be sent to guard the crossings of Waterre Creek. The other three divisions of the corps will move to Peay's Ferry via Poplar, Spring. The Seventeenth Army Corps, Major General F. P. Blair commanding, will move to Poplar Spring. The bridge train, in case it is still with the Seventeenth Army Corps, will move behind the ordnance train of the leading division of that corps. If it is with the Fifteenth Army Corps it will move in rear of the leading division of that corps. Department headquarters will follow the leading division of the Fifteenth Army Corps.
By ordedr of Major General O. O. Howard:
A.m. VAN DYKE,
HDQRS. FIRST DIVISIOIN, FIFTEENTH ARMY CORPS,
Camp Near Longtown, S. C., February 21, 1865.
Major MAX WOODHULL,
Asssistant Adjutant-General, Fifteenth Army Corps:
MAJOR: I respectfully report that I started out of camp about 9 a.m. to-day, following out in rear of the Second Division. Leaving it, however, after having gone some ten miles, I continued with my command in the direction [of] Longtown, camping within one mile of that place at 8 in the evening, two brigades looking toward it, with one facing back on the road over which I had marched. My headquarters are within one mile of the cross-roads at Longtown.
I am, major, very respectfully,
C. R. WOODS,
HDQRS. SECOND DIVISION, FIFTEENTH ARMY CORPS,
Dutchman's Creek, S. C., February 21, 1865.
Major MAX WOODHULL,
I have the honor to report that my division left camp this morning at 9. 30 o'clock, closely following the Fourth Division, marching to ths point which it reached a little after dark. My headquarters are about 400 yards east of the crossing.
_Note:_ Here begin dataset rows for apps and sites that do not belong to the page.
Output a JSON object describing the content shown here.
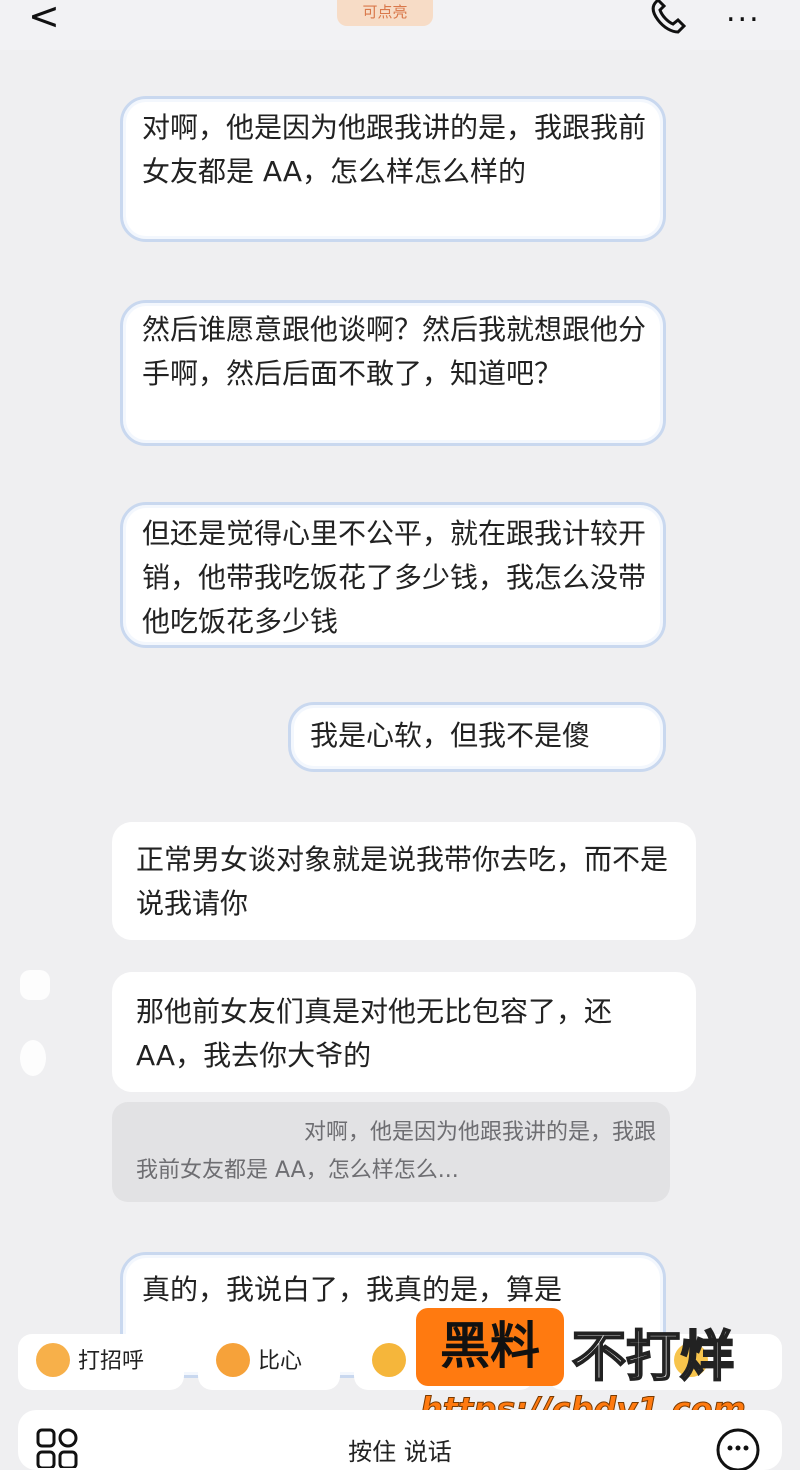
{
  "header": {
    "back_glyph": "<",
    "badge_text": "可点亮",
    "more_glyph": "..."
  },
  "messages": [
    {
      "id": "m1",
      "style": "decorated",
      "text": "对啊，他是因为他跟我讲的是，我跟我前女友都是 AA，怎么样怎么样的"
    },
    {
      "id": "m2",
      "style": "decorated",
      "text": "然后谁愿意跟他谈啊？然后我就想跟他分手啊，然后后面不敢了，知道吧？"
    },
    {
      "id": "m3",
      "style": "decorated",
      "text": "但还是觉得心里不公平，就在跟我计较开销，他带我吃饭花了多少钱，我怎么没带他吃饭花多少钱"
    },
    {
      "id": "m4",
      "style": "decorated",
      "text": "我是心软，但我不是傻"
    },
    {
      "id": "m5",
      "style": "plain",
      "text": "正常男女谈对象就是说我带你去吃，而不是说我请你"
    },
    {
      "id": "m6",
      "style": "plain",
      "text": "那他前女友们真是对他无比包容了，还 AA，我去你大爷的"
    },
    {
      "id": "m8",
      "style": "decorated",
      "text": "真的，我说白了，我真的是，算是"
    }
  ],
  "quote": {
    "text": "对啊，他是因为他跟我讲的是，我跟我前女友都是 AA，怎么样怎么..."
  },
  "quick_replies": [
    {
      "label": "打招呼",
      "icon": "smile-emoji-icon"
    },
    {
      "label": "比心",
      "icon": "heart-hands-emoji-icon"
    },
    {
      "label": "",
      "icon": "thumbs-up-emoji-icon"
    },
    {
      "label": "",
      "icon": "emoji-icon"
    }
  ],
  "input": {
    "hold_to_talk": "按住 说话"
  },
  "watermark": {
    "box_text": "黑料",
    "text": "不打烊",
    "url": "https://cbdy1.com"
  },
  "colors": {
    "background": "#efeff1",
    "bubble_border": "#c9d8ef",
    "badge": "#f7dcc6",
    "watermark": "#ff7a10"
  }
}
I am, respectfully,
W. B. HAZEN,
HDQRS. THIRD DIVISION, FIFTEENTH ARMY CORPS,
Harrison's Cross-Roads, S. C., February 21, 1865,.
Major M. WOODHULL,
Assistant Adjutant-General, Fifteenth Army Corps:
MAJOR: I have the honor to report that this command broke camp at intersection of Columbia, Camden, and Winnsborough roads at noon, and marched via Round Top and Concord Church to Harrison's Cross-Roads, encamping at 11. 45 p.m. The ground upon which the command is encamped was chosen with reference to the comfort of the troops ratehr than for defensive purposes. Headquarters are at the fork of the road; distance marched, seventeen miles.
I am, major, very respectfully, your obedient servant,
JOHN E. SMITH,